Cavaliers Lose to No. 22 Virginia Tech, 21-9
Nov 30, 2002
By HANK KURZ Jr.
AP Sports Writer
BLACKSBURG, Va. – A return to an old formula for success, and a visit from one of its most heated rivals, was just what Virginia Tech needed to end its longest losing streak in a decade.
Lee Suggs ran for 108 yards and two touchdowns and the 22nd-ranked Hokies rediscovered their defense Saturday, holding Matt Schaub to 43 yards passing and beating Virginia for the fourth consecutive year, 21-9.
The Hokies (9-3) also turned a blocked punt into a touchdown in a return to their Beamerball roots a week before playing top-ranked Miami.
“We knew we were going to have to run,” said Suggs, who scored on runs on 4 yards in the second quarter and 5 yards with 5:08 remaining. “We came out with fire in our hearts.”
The game was especially emotional for Suggs and 12 other seniors making their final appearances at Lane Stadium, and Suggs seemingly ran harder than he had in weeks, ripping off 12-yard runs on his first two carries.
“When I was standing in the tunnel and they were introducing the seniors, it finally hit me that I wasn’t going to play in Lane Stadium anymore,” he said. “It gave me extra energy to play.”
The Hokies had gone through their longest losing streak since they dropped five in a row in 1992, coach Frank Beamer’s sixth season.
Virginia Tech did it with defense, holding the Cavaliers (8-5) to 203 yards.
“That’s what we’re used to,” said safety Willie Pile, allowing that Virginia might have been the perfect opponent to get the Hokies on track. “You’re going to see those guys at home.

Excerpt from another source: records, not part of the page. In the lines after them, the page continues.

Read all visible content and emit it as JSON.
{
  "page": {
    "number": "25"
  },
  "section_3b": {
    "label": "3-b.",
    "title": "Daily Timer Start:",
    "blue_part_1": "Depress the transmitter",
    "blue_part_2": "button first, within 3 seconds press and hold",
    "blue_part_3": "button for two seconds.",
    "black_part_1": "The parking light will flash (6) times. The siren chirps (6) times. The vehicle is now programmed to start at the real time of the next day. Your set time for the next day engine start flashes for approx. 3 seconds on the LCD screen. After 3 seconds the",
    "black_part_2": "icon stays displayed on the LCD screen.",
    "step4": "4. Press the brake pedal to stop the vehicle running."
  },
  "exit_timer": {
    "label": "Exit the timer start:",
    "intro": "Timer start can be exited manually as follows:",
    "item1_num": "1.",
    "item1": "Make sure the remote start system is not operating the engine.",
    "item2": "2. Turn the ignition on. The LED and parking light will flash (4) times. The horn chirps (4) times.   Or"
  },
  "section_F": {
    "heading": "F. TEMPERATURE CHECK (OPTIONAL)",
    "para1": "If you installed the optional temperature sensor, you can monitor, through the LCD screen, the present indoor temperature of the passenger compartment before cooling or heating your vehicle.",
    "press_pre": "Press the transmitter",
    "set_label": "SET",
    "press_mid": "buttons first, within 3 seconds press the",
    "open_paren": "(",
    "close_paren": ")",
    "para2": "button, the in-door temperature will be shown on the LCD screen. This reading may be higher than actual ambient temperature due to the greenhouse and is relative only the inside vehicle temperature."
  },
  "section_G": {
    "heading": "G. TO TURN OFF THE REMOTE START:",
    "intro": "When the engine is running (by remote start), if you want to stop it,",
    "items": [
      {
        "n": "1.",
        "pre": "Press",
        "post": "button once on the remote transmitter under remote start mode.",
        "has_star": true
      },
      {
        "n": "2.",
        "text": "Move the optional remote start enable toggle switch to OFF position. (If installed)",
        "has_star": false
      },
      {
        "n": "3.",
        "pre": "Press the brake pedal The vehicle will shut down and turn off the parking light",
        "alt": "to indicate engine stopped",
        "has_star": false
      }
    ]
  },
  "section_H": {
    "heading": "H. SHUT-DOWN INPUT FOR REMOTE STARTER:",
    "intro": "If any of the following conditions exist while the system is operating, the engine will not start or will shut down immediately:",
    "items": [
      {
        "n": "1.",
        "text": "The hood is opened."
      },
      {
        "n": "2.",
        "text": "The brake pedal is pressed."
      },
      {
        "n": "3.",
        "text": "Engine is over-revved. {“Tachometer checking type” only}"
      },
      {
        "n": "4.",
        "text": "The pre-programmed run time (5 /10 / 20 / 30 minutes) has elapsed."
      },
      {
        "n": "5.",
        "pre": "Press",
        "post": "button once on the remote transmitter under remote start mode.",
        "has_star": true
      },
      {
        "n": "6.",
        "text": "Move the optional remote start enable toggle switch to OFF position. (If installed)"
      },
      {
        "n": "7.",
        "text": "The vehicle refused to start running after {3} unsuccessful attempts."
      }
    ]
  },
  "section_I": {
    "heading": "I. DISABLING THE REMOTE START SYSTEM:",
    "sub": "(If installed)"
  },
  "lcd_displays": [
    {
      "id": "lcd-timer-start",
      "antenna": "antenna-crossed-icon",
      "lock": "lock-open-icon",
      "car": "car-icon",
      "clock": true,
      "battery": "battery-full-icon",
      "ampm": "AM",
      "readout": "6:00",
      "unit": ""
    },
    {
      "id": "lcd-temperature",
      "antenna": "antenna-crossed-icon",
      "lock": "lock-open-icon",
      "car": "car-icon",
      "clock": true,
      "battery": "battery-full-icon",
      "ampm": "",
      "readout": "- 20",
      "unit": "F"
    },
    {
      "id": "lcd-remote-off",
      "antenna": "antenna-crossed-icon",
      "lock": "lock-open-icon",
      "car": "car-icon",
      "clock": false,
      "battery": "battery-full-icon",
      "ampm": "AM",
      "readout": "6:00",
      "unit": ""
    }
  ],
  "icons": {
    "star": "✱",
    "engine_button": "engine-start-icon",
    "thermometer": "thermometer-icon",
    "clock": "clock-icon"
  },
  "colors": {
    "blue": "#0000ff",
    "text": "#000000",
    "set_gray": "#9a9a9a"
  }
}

You’re going to see them at a party somewhere. They can’t say anything about football.”
It all started with a Hokies hallmark, a blocked punt.
Early in the second quarter, Justin Hamilton ran through the line and slapped Tom Hagan’s punt toward the end zone. Darryl Tapp picked up the loose ball 36 yards later and carried it 11 yards for a touchdown.
“It seemed to start everyone out on a good pace,” Tapp said. “The offense started playing better and the defense started stepping up.”
The play also rattled Hagan, who dropped the snap the next time he tried to punt and threw an 8-yard pass to Shernard Newby. The completion was Virginia’s longest of the half, but a yard short of a first down.
Virginia Tech followed with its only sustained drive of the half, going 61 yards in nine plays, ending with Suggs’ 4-yard scoring run. He extended his NCAA Division I mark to 25 straight games with a touchdown.
The Cavaliers (8-5), seeking their third consecutive victory against a Top 25 team, led 3-0 before the blocked punt but struggled throughout. The field goal came on an 18-yard drive set up by Willie Davis’ interception, and their touchdown drive was a 29-yarder after a fumble recovery.
Schaub, named the ACC’s player of the year earlier in the week, was 12-for-23 in difficult conditions. His longest completion was a 15-yard swing pass that Heath Miller took around the end for the touchdown.
“I don’t want to make excuses, but the wind played a factor in the game,” Schaub said. “A couple of passes got away from me, but that’s the way it goes. They had the same conditions. They just made more plays.”
Schaub did drive the Cavaliers to the Hokies 38 late in the third quarter, then saw his string of 109 passes without an interception end when Garnell Wilds picked off a pass near the end zone.
The game didn’t shed much light on either team’s bowl destinations. The Hokies seem likely to play in the Insight Bowl while the Cavaliers appear in line for the Tangerine or Continental Tire bowls.
The Hokies gained 272 yards on the ground, with Kevin Jones adding 91 on 15 attempts and Bryan Randall getting 67 on 14 carries. He attempted just 11 passes and completed only five, all in the first half.
Schaub did extend to 13 his string of games with a touchdown pass, and Miller set an ACC record by catching his ninth scoring pass of the season.